Wild Honey: ★★★★ from the Guardian
Posted on 9 December 2016.
Posted in: Announcements
'Frayn’s version is shorter and more farcical than Hare’s: it omits, however, one or two characters and makes less of the financial pressures on the beleaguered estate-owner Anna Petrovna. What both versions share is a compelling antihero in Platonov: a village schoolmaster once thought of as “a second Byron” who has dwindled into a neurotic Don Juan with a ruinous attraction for women. Like many of Chekhov’s later characters, he is tragic on the inside and comic on the outside, and Frayn makes the most of the sight of him pathetically torn between the rival claims of competing lovers.'
'[Geoffrey Streatfeild] captures is the character’s mix of sardonic intellect and self-loathing as he contemplates a wasted life and the emotional wreckage he has created. Justine Mitchell invests Anna Petrovna with the right headstrong ardour, and there is fine support from Sophie Rundle as an amatory rival, Rebecca Humphries as Platonov’s neglected wife and Jo Herbert as a volatile chemistry student.'
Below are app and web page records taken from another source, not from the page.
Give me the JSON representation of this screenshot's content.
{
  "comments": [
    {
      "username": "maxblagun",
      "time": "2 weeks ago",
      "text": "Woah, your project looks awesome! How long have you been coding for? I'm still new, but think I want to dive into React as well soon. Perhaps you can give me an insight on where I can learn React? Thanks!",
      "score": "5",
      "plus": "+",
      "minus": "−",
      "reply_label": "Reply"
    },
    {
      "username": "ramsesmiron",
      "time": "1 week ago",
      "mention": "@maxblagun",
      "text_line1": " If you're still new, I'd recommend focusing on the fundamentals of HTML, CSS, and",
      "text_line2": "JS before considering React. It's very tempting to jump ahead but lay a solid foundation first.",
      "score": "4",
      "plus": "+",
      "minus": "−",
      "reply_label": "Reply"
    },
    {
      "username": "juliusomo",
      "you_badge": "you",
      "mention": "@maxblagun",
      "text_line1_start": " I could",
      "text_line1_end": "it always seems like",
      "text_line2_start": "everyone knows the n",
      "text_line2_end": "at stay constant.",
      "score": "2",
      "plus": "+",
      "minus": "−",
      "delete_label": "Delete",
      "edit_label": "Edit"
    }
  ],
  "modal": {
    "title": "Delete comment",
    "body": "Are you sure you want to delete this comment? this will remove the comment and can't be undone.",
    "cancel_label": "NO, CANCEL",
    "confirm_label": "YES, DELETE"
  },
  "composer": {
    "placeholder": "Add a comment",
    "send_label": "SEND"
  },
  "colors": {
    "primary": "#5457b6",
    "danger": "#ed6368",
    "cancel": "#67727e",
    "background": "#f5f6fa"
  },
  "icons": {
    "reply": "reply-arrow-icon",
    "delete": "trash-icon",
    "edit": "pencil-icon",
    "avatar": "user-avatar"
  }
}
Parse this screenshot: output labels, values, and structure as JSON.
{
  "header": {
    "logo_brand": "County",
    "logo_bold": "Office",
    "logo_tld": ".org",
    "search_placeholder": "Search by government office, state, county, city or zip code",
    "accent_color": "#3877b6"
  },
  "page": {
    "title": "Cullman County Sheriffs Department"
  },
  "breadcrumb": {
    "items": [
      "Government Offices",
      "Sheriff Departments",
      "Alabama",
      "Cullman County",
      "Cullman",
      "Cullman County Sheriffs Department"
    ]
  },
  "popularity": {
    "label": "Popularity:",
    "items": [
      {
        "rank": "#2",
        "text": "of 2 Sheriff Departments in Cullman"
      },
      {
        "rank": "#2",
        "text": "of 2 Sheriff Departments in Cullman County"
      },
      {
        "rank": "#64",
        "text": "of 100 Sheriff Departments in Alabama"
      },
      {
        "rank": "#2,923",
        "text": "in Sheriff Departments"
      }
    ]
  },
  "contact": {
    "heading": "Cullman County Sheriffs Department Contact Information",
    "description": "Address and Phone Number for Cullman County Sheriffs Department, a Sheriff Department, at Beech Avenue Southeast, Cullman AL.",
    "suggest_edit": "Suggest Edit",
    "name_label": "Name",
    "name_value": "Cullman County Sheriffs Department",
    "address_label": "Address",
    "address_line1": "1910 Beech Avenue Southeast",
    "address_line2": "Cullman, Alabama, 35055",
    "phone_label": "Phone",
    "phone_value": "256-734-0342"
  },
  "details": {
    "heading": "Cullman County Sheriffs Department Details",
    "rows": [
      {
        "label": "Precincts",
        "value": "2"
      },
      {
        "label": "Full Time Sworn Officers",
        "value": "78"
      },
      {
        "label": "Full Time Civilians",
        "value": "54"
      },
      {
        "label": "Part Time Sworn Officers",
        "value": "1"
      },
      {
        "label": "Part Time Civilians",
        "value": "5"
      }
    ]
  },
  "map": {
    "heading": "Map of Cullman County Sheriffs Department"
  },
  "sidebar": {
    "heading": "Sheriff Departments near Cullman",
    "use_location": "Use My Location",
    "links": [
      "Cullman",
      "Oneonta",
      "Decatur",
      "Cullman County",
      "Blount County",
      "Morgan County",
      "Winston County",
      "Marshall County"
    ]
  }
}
'Rob Howell’s tree-dominated design reminds us that this is a play about people waking up to summer passions after winter hibernation and, with the aid of Peter Mumford’s lighting, twice memorably conjures up the effect of an onrushing train. Rather than choosing between the Frayn and Hare versions, we should count ourselves lucky that two living dramatists have excavated a work that shows Chekhov’s precocious mastery of comic despair.'